The consumer price index has surged to 7%, according to the Office for National Statistics.
Petrol and diesel prices are at highest ever recorded while energy costs skyrocket even before the new cap comes in.
Danni Hewson, AJ Bell financial analyst, comments on Consumer price inflation, UK – Office for National Statistics: “There’s no way to sugar coat what’s happening to prices. Pretty much everything is significantly more expensive than it was a year ago and there is every indication the situation is just going to get worse.
“I don’t think anyone will be surprised to learn that the price at the pump played a huge part in the March story, petrol prices were up by more than 12p a litre in a single month, diesel by more than 18p. Motorists winced every time they had to fill up their vehicles and the Chancellor’s duty cut has done little to soothe. Russia’s invasion of Ukraine has clearly played a part as real sanctions or those self-imposed, disrupted supply of oil and sent the price of a barrel of the black stuff soaring.
“Energy prices sky-rocketed too and though October’s price cap kept the worst of it in check for households’ – manufacturers, retailers, pretty much all businesses weren’t cushioned in the same way and those prices are being passed on to the consumer leaving them with difficult choices to make. And even with the price cap the cost of keeping the lights on and the home fires burning have increased, but then what hasn’t.

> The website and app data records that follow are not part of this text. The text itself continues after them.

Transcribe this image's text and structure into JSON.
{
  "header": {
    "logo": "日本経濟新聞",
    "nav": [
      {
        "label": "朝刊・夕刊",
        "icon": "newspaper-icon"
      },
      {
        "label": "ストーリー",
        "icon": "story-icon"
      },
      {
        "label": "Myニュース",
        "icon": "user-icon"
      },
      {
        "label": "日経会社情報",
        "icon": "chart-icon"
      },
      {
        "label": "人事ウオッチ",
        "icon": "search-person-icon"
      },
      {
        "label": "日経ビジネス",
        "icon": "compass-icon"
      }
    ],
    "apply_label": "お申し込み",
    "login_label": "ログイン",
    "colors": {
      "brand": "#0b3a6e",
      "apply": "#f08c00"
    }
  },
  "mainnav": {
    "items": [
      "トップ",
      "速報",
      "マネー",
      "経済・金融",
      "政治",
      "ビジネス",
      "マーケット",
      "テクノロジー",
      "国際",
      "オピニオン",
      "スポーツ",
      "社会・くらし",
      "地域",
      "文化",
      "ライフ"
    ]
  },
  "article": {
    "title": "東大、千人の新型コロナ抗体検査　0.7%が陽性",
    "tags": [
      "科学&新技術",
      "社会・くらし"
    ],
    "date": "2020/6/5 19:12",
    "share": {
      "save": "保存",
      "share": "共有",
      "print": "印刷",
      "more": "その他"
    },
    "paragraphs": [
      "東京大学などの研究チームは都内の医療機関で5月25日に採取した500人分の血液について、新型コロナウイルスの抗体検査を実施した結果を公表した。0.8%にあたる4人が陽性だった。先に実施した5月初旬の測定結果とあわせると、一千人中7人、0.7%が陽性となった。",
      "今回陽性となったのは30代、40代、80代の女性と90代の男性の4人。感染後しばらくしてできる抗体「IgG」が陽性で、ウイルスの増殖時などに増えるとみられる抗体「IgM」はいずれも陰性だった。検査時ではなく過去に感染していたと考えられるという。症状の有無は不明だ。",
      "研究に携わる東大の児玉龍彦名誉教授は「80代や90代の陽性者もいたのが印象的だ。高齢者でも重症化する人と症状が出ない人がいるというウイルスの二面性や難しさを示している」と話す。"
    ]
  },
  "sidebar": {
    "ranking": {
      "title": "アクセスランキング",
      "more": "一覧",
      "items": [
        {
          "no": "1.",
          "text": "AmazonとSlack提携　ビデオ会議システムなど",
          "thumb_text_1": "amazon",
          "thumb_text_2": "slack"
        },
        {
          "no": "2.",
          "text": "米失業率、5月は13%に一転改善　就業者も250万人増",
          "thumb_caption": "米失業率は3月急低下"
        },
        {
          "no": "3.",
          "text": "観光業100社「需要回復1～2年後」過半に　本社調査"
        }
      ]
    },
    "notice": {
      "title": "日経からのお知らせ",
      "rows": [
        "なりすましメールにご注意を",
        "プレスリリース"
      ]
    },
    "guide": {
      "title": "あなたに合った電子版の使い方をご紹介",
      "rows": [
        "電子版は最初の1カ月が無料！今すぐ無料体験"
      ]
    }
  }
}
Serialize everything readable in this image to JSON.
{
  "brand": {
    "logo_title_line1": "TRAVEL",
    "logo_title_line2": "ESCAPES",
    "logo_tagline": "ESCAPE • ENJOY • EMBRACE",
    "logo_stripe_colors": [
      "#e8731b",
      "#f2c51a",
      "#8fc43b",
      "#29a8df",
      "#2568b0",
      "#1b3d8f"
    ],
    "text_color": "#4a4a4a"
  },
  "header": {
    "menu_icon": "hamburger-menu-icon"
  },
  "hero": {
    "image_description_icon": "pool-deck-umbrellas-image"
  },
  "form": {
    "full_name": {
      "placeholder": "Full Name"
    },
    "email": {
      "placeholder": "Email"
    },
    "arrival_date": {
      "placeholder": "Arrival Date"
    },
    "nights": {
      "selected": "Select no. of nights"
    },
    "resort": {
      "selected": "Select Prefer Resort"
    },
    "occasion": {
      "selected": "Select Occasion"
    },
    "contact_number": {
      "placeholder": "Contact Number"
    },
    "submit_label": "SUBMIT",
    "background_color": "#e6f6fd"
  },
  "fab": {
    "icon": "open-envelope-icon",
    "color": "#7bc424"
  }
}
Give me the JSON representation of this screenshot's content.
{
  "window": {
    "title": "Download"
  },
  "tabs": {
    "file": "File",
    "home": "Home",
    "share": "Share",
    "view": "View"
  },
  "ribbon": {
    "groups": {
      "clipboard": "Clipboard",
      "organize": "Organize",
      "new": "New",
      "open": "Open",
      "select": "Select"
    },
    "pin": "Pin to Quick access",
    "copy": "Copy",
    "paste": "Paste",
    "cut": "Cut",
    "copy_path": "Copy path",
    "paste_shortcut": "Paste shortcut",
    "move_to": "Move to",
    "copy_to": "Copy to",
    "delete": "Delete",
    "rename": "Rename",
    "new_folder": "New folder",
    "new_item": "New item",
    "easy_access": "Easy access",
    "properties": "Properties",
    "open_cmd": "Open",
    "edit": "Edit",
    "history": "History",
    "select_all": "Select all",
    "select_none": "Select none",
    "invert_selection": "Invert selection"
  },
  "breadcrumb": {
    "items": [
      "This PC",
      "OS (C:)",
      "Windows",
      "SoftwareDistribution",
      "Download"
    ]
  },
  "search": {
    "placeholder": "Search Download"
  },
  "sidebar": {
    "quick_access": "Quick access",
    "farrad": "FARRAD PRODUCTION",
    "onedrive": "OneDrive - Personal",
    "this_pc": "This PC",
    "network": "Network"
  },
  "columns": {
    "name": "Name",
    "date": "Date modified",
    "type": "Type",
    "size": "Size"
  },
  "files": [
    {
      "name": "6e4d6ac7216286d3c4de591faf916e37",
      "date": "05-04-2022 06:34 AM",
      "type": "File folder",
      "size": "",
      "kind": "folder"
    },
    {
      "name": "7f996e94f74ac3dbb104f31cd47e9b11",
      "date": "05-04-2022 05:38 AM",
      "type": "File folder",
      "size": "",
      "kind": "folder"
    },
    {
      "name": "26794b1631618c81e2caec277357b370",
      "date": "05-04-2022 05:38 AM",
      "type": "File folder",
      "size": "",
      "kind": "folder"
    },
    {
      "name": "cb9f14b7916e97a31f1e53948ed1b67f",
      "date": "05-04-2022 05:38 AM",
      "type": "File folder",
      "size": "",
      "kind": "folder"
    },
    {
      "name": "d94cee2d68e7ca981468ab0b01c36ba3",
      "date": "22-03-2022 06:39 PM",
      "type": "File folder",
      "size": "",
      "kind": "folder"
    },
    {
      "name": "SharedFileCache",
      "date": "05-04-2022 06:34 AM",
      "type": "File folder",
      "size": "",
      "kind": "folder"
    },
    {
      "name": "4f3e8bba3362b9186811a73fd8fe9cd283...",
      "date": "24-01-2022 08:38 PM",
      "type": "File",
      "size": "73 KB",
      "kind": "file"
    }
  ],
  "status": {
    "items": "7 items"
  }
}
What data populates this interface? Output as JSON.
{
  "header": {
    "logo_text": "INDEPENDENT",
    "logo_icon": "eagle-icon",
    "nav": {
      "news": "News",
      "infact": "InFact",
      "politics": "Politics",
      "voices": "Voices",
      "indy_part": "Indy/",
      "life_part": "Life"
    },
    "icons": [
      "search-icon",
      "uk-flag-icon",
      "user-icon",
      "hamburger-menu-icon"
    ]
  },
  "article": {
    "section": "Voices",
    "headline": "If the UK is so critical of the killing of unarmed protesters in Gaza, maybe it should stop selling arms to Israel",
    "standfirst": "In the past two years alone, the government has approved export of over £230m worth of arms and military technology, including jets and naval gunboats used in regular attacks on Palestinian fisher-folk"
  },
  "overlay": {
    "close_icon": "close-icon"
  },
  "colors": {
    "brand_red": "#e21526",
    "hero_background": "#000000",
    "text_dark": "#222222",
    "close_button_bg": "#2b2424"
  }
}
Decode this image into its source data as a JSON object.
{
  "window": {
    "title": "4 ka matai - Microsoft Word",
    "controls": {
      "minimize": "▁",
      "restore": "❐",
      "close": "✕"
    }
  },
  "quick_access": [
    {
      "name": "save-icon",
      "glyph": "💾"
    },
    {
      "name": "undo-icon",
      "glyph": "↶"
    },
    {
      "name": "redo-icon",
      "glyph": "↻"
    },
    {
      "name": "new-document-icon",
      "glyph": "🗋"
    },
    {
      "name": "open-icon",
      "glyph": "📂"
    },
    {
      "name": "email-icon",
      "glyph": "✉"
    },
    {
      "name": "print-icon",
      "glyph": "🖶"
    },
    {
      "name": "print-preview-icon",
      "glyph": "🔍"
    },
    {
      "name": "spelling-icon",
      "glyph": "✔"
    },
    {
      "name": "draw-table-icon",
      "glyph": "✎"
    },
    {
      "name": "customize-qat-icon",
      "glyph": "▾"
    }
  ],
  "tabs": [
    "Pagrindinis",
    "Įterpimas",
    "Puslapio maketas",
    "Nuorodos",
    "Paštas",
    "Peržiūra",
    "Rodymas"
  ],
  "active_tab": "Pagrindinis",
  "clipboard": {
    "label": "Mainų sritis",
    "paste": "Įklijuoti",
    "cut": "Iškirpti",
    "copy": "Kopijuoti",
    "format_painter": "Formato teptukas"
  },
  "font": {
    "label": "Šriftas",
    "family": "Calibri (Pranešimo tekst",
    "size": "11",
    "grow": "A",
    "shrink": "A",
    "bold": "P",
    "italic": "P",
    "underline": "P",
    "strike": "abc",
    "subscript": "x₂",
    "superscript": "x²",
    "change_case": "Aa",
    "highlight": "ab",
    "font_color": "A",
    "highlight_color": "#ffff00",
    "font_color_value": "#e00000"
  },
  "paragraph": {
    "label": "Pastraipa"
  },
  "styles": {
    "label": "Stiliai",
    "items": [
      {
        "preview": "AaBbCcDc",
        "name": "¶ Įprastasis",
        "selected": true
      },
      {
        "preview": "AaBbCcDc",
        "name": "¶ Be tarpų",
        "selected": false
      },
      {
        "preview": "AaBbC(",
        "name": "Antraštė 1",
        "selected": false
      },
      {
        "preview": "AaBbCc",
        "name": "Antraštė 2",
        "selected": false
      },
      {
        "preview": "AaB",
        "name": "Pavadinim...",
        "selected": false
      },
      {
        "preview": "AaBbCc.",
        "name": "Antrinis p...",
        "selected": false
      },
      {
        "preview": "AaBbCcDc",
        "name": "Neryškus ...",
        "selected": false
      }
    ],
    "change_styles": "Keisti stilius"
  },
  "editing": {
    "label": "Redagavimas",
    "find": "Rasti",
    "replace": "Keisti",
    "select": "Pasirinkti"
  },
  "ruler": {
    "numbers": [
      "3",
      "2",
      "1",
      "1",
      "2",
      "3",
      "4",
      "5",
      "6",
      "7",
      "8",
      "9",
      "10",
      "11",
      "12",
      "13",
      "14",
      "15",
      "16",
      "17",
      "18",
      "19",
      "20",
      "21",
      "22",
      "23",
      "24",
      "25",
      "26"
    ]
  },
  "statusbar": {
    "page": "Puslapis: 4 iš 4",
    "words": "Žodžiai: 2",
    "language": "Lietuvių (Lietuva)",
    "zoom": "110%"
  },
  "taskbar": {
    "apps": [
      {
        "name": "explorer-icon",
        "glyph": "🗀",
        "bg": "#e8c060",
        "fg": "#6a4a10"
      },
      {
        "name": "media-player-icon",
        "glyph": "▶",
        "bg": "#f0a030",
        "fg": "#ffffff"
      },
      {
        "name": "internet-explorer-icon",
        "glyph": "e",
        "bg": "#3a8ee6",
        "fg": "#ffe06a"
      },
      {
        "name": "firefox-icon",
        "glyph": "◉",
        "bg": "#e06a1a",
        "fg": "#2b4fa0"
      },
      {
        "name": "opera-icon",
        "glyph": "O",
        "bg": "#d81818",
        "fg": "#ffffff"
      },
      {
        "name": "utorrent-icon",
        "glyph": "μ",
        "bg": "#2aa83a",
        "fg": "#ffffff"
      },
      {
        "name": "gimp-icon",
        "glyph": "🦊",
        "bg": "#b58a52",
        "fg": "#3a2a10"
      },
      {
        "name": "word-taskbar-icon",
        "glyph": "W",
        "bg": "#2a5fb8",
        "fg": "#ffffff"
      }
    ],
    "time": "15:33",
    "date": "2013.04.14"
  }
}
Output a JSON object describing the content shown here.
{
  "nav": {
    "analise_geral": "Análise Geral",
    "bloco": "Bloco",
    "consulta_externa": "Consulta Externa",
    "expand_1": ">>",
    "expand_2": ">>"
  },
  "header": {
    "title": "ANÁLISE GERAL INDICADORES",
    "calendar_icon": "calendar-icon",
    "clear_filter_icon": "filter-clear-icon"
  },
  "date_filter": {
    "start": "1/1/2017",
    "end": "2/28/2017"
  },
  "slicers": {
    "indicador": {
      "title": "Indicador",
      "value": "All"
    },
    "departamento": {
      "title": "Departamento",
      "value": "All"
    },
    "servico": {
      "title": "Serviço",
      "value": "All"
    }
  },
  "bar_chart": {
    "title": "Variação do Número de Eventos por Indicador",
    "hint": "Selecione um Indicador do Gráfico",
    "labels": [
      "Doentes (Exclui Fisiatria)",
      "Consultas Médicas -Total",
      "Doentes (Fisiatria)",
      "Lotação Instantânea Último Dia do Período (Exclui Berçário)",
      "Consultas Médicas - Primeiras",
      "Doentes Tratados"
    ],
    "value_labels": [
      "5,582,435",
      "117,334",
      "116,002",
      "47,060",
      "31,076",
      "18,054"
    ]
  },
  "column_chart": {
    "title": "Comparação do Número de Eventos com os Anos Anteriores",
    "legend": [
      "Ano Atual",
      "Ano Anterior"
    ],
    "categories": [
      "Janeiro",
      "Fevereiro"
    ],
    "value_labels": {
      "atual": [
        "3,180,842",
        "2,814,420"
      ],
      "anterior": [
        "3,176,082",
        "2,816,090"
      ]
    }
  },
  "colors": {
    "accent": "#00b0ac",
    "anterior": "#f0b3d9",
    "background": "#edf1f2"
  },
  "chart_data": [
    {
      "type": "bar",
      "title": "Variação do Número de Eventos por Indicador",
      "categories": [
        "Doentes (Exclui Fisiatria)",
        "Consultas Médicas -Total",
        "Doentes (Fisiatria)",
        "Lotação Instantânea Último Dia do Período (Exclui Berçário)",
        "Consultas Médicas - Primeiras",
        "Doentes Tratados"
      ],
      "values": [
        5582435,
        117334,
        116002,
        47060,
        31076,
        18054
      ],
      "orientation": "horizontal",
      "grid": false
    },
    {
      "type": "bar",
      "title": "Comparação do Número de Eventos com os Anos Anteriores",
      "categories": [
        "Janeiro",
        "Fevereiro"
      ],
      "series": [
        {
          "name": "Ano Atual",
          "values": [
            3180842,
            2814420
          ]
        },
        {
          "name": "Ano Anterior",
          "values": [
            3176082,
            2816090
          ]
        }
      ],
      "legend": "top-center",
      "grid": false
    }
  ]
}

“Records have been breaking everywhere and the phrase “since the series began” is used over and over again in this latest update. Clothing and Footwear up 9.7%, furniture and household equipment up 10.4% and the price of doing anything nice be it enjoying a drink in the pub or taking in a show – you guessed it up by the fastest rate since the series began. Buying those things are a choice, unless you’ve got growing kids, but putting food on the table is not. Whilst the 5.9% surge isn’t quite a record breaker I doubt anyone visiting the supermarket over the next couple of days will be worrying about the distinction.
“But what’s causing most concern is the realisation that this really is just a taste of what is to come. The next set of inflation figures will reflect the shock most households have been feeling when they’ve taken a look at their new energy bill. And taking a look at the latest Producer Price Index figures there is unlikely to be any respite pretty much anywhere else. Input prices have surged by almost 20%, and if you’re keeping a tally, yes that is the highest number since records began. What’s coming out of the factory gates, the goods produced seem positively cheap by comparison but be in no doubt the near 12% hike will just add to the misery being faced by households and businesses right across the country.
“And that chip shortage, the dearth of semi-conductors which was the hallmark of post pandemic recovery has suffered another setback, a setback which is likely to further contribute to the incredible prices being sought for second-hand cars. Not only will the issues created last year – the lack of one year old vehicles coming to market continue, but with new car production still subdued transport costs are expected to feature in a similar way in the next chapter of the inflation story.
“There are no quick fixes, no magic wand to be waved. Everybody is going to feel poorer as wages, pensions and benefits all fail to keep up. But most people also understand that those with the least will be hardest hit because for some people cutting back is simply not an option.”